During recent months, the continued strength in mortgage borrowing follows a large number of approvals for property purchases. This shows people’s strong desire to take advantage of the stamp duty holiday.
Lenders have been under pressure as the number of property sales have continued to rise in recent months. And these numbers illustrate that the sector has been working to keep up with this strong level of demand.
The rise in mortgage approvals to these record levels almost offsets the weakness seen earlier in the year at the start of the COVID-19 pandemic. Up to November 2020, there were 715,300 house purchase approvals. This is close to the number for the same period in 2019 with 722,000.
Mortgage product numbers on the rise
There has been a rise in the number of mortgage products available, particularly those for buyers with smaller deposits. This shows lenders are gaining more confidence and feeling less risk-averse moving forward.
In November, the number of mortgages with 10% deposits was at the highest level since 1st June 2020, according to Moneyfacts. First-time buyers have especially struggled to secure mortgages since the COVID-19 outbreak, but if they have at least a 10% deposit, more options are now coming to the market.
During the coming year, 95% loan-to-value (LTV) mortgages are expected to remain nearly obsolete except for first-time buyers purchasing property through the Help to Buy scheme. The lack of mortgages in this area could force some buyers to put homebuying plans on hold.
What about mortgage interest rates?
Throughout 2020, mortgage interest rates have remained competitively low, but interest rates and costs have started creeping up. In the year ahead, more lenders are expected to return to the market. And if more competition returns to the sector, interest rates could drop slightly in 2021.
Rachel Springall, finance expert at Moneyfacts.co.uk, says: “Seeking independent financial advice is still a wise move for any borrower hoping to navigate the mortgage maze. It is too early to tell what might impact the mortgage market in 2021, but there may well be a rush of applications to take advantage of the stamp duty relief.
“Lenders will have to continue to work hard to retain existing customers throughout next year and carefully assess the impact of taking on new borrowers in these challenging times.”
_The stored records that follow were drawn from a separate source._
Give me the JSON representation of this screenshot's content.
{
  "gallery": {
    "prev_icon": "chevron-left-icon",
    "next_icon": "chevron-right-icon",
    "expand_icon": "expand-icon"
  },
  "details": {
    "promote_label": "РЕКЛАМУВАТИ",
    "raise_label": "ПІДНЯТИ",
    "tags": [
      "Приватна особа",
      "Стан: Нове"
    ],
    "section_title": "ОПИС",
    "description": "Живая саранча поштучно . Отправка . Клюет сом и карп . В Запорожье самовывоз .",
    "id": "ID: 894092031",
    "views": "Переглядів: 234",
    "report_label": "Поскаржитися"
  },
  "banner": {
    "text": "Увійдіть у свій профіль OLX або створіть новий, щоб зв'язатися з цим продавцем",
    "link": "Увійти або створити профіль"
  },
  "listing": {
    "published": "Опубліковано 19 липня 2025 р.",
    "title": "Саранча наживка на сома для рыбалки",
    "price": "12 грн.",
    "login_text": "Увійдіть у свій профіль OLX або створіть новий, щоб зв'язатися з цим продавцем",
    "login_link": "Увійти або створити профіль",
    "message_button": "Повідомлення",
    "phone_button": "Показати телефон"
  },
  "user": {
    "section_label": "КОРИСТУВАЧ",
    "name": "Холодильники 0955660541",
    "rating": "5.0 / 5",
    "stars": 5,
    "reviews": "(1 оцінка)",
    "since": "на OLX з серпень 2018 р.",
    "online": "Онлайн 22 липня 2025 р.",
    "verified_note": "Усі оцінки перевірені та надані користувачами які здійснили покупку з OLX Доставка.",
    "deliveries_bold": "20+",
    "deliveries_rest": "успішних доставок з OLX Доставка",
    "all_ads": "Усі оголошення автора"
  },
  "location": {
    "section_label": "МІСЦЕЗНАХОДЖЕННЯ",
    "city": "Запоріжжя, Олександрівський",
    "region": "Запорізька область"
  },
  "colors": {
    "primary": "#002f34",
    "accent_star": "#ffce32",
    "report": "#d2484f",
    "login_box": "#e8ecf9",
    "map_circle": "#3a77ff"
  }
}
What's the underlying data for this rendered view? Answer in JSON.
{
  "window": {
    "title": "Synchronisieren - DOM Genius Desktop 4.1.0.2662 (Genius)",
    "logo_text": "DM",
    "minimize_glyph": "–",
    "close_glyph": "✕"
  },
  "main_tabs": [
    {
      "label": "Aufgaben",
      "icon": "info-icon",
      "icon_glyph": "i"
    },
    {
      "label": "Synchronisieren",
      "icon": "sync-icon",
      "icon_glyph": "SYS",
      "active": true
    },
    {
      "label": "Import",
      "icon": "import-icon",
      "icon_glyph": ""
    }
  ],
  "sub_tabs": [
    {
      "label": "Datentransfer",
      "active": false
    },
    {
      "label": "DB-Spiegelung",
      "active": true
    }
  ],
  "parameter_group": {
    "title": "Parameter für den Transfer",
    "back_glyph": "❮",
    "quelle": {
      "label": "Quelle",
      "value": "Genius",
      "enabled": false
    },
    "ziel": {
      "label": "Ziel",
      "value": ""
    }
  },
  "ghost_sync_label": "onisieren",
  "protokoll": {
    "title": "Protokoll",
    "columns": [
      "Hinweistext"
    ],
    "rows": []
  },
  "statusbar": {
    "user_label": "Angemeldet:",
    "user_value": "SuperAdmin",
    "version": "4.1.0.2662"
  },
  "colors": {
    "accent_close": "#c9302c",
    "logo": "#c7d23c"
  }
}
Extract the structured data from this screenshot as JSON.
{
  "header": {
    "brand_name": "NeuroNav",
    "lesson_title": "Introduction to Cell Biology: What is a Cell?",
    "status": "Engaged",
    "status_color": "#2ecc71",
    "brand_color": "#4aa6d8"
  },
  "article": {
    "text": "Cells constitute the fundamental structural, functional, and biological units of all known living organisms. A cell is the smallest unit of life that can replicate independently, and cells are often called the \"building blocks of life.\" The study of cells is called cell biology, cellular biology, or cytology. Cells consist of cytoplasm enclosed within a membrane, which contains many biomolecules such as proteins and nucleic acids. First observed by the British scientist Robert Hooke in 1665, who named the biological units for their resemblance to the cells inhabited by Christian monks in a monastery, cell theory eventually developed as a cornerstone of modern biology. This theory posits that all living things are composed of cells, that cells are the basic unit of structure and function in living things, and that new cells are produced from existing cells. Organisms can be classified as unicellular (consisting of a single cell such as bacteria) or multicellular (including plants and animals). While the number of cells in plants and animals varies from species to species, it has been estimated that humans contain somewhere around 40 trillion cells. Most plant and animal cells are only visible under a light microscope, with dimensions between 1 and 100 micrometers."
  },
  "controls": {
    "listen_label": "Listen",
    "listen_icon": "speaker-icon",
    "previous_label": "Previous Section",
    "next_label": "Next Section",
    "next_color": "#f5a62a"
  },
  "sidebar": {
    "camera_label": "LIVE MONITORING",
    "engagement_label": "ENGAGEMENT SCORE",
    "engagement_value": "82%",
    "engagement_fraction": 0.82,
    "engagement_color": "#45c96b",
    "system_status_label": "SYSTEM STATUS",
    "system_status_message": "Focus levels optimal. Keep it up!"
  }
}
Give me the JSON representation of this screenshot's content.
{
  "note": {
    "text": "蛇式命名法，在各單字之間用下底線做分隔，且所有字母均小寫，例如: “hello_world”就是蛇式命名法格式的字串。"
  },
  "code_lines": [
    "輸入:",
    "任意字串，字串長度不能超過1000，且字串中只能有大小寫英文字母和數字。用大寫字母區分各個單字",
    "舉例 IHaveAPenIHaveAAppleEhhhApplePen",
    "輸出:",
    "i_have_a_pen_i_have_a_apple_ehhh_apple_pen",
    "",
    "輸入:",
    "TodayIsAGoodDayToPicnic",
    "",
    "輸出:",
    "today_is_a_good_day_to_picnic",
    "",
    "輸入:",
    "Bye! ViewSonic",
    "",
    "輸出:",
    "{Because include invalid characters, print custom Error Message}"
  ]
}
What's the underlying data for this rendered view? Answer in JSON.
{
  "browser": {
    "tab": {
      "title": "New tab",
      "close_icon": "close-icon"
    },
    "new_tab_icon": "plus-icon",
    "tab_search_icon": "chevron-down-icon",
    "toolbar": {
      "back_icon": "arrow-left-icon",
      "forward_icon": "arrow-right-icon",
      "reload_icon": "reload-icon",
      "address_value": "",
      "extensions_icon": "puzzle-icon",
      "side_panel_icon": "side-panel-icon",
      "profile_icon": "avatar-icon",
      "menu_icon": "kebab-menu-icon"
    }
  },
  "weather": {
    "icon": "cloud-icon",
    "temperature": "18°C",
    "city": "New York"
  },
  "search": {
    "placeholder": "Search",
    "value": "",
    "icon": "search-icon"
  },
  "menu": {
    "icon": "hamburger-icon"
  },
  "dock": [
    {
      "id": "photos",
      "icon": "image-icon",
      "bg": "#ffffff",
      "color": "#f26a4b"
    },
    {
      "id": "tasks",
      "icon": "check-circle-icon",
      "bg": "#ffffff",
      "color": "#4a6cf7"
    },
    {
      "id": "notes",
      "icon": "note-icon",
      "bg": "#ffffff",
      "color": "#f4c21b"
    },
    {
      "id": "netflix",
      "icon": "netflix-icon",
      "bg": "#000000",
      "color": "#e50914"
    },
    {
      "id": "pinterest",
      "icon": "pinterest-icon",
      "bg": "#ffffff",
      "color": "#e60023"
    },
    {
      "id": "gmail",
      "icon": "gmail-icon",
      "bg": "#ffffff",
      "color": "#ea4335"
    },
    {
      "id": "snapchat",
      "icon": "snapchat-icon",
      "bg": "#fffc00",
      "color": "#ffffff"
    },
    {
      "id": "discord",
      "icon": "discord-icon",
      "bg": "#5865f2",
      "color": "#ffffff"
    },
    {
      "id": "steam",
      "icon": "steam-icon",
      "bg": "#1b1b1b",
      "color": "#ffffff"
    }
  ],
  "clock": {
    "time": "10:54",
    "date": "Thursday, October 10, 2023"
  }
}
With lenders gaining more confidence, homebuyers and investors will continue to welcome the additional choice of mortgages on offer. While there is still a long way for mortgage availability to reach pre-coronavirus levels, it’s continuing in the right direction. And with interest rates expected to remain low, 2021 could be an effective time to secure these competitive mortgage rates.